— Data excerpts —
::::::::
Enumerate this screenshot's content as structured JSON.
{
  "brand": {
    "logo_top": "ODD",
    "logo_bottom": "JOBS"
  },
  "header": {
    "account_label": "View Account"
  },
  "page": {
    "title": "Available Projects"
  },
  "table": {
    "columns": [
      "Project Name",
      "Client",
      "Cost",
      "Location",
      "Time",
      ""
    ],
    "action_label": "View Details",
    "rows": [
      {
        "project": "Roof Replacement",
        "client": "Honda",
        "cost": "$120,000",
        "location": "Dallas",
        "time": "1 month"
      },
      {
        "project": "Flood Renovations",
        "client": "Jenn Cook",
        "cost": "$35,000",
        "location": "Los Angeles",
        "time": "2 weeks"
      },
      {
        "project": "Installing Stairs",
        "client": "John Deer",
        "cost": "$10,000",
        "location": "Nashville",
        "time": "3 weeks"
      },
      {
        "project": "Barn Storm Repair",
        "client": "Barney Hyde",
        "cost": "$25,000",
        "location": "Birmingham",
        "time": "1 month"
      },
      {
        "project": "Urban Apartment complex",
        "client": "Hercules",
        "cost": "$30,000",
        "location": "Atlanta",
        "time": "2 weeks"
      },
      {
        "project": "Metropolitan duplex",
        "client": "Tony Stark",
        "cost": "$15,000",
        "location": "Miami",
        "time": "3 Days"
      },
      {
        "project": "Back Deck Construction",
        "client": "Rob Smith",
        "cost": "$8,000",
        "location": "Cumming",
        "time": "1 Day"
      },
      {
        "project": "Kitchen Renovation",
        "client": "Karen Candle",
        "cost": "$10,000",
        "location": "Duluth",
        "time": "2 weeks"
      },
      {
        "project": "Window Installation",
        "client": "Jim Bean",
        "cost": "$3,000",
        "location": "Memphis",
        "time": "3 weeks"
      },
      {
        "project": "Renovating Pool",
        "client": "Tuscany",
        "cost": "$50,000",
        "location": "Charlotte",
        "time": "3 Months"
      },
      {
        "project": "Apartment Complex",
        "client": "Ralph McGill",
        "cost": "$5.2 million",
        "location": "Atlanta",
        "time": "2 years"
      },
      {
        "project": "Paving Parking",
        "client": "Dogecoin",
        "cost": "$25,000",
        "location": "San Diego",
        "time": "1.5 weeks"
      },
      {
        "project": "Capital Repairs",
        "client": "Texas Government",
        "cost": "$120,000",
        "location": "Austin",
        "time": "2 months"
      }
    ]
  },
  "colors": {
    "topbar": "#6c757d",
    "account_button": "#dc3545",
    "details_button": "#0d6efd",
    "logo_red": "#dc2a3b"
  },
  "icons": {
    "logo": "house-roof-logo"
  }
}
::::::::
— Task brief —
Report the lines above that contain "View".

— Finished exercise —
    "account_label": "View Account"
    "action_label": "View Details",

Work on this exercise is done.